Directions: Go through the entries and count the lines with the string "Adicionar" in them. Give only that number.

▼

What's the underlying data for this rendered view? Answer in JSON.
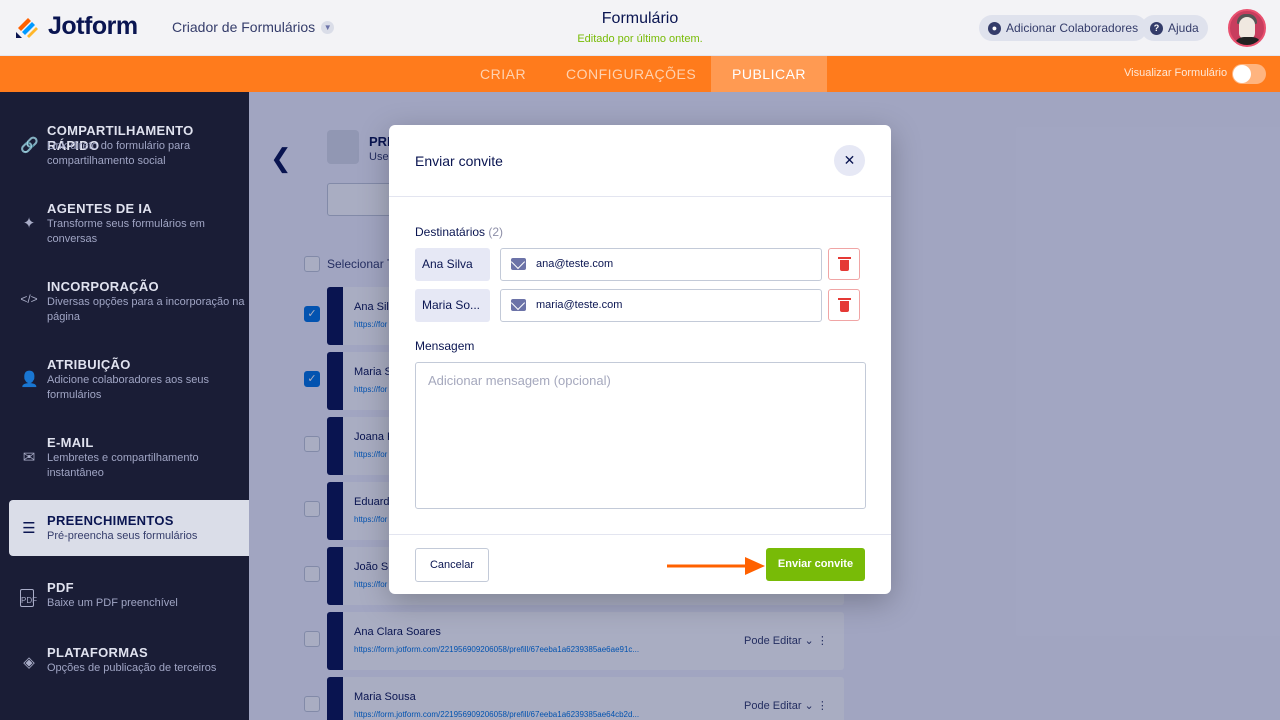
{
  "app": {
    "logo_text": "Jotform",
    "builder_label": "Criador de Formulários"
  },
  "header": {
    "form_title": "Formulário",
    "edited_label": "Editado por último ontem.",
    "add_collaborators": "Adicionar Colaboradores",
    "help": "Ajuda"
  },
  "nav": {
    "tabs": [
      "CRIAR",
      "CONFIGURAÇÕES",
      "PUBLICAR"
    ],
    "active_tab": "PUBLICAR",
    "preview_label": "Visualizar Formulário"
  },
  "colors": {
    "brand_orange": "#ff7b1c",
    "sidebar_bg": "#1a1d36",
    "accent_green": "#78bb07",
    "navy": "#0a1551"
  },
  "sidebar": {
    "items": [
      {
        "title": "COMPARTILHAMENTO RÁPIDO",
        "desc": "Link direto do formulário para compartilhamento social",
        "icon": "link-icon"
      },
      {
        "title": "AGENTES DE IA",
        "desc": "Transforme seus formulários em conversas",
        "icon": "sparkle-icon"
      },
      {
        "title": "INCORPORAÇÃO",
        "desc": "Diversas opções para a incorporação na página",
        "icon": "code-icon"
      },
      {
        "title": "ATRIBUIÇÃO",
        "desc": "Adicione colaboradores aos seus formulários",
        "icon": "user-add-icon"
      },
      {
        "title": "E-MAIL",
        "desc": "Lembretes e compartilhamento instantâneo",
        "icon": "mail-icon"
      },
      {
        "title": "PREENCHIMENTOS",
        "desc": "Pré-preencha seus formulários",
        "icon": "stack-icon"
      },
      {
        "title": "PDF",
        "desc": "Baixe um PDF preenchível",
        "icon": "pdf-icon"
      },
      {
        "title": "PLATAFORMAS",
        "desc": "Opções de publicação de terceiros",
        "icon": "layers-icon"
      }
    ],
    "active_index": 5
  },
  "background": {
    "section_title": "PRE",
    "section_sub": "Use",
    "select_all": "Selecionar To",
    "rows": [
      {
        "name": "Ana Silv",
        "link": "https://for",
        "checked": true
      },
      {
        "name": "Maria S",
        "link": "https://for",
        "checked": true
      },
      {
        "name": "Joana F",
        "link": "https://for",
        "checked": false
      },
      {
        "name": "Eduardo",
        "link": "https://for",
        "checked": false
      },
      {
        "name": "João Si",
        "link": "https://for",
        "checked": false
      },
      {
        "name": "Ana Clara Soares",
        "link": "https://form.jotform.com/221956909206058/prefill/67eeba1a6239385ae6ae91c...",
        "perm": "Pode Editar",
        "checked": false
      },
      {
        "name": "Maria Sousa",
        "link": "https://form.jotform.com/221956909206058/prefill/67eeba1a6239385ae64cb2d...",
        "perm": "Pode Editar",
        "checked": false
      }
    ]
  },
  "modal": {
    "title": "Enviar convite",
    "recipients_label": "Destinatários",
    "recipients_count": "(2)",
    "recipients": [
      {
        "name": "Ana Silva",
        "email": "ana@teste.com"
      },
      {
        "name": "Maria So...",
        "email": "maria@teste.com"
      }
    ],
    "message_label": "Mensagem",
    "message_placeholder": "Adicionar mensagem (opcional)",
    "message_value": "",
    "cancel_label": "Cancelar",
    "send_label": "Enviar convite"
  }
}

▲

Task response: 2